Data excerpts:
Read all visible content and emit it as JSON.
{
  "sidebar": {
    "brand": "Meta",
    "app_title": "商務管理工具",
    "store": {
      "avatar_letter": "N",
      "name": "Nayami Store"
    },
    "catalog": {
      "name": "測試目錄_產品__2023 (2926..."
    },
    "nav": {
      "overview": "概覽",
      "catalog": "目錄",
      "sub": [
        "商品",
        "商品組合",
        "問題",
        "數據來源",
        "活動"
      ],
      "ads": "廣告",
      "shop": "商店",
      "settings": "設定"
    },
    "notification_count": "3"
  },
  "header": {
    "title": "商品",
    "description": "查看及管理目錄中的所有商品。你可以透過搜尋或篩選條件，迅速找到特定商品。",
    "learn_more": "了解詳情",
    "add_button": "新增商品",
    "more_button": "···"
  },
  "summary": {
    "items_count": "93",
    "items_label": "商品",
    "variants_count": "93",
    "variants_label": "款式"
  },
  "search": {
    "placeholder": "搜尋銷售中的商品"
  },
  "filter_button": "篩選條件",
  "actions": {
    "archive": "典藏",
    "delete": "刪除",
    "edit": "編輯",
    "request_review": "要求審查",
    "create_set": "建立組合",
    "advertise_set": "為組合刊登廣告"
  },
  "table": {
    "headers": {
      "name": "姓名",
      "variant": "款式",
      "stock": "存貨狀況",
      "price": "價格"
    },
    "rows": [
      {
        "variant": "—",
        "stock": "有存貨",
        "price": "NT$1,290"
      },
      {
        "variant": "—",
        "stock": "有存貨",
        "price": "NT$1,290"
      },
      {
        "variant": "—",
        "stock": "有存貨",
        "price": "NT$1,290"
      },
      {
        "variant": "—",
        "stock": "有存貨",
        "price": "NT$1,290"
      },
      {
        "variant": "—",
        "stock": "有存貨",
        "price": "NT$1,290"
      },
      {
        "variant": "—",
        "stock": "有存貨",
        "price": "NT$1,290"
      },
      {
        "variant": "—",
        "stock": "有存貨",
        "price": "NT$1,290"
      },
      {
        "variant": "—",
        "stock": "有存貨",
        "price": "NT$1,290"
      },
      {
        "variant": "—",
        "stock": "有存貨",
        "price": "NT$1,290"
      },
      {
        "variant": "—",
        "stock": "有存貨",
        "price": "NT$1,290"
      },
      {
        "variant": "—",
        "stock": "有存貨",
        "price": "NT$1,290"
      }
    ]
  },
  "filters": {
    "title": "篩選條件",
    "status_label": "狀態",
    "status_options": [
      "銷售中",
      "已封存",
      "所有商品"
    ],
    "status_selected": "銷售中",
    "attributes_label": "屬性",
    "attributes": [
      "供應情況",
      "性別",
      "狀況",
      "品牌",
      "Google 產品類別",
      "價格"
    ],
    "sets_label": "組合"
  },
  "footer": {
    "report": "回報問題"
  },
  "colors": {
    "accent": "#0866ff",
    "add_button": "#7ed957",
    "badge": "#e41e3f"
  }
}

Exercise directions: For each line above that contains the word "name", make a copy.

Result of this task:
      "name": "Nayami Store"
      "name": "測試目錄_產品__2023 (2926..."
      "name": "姓名",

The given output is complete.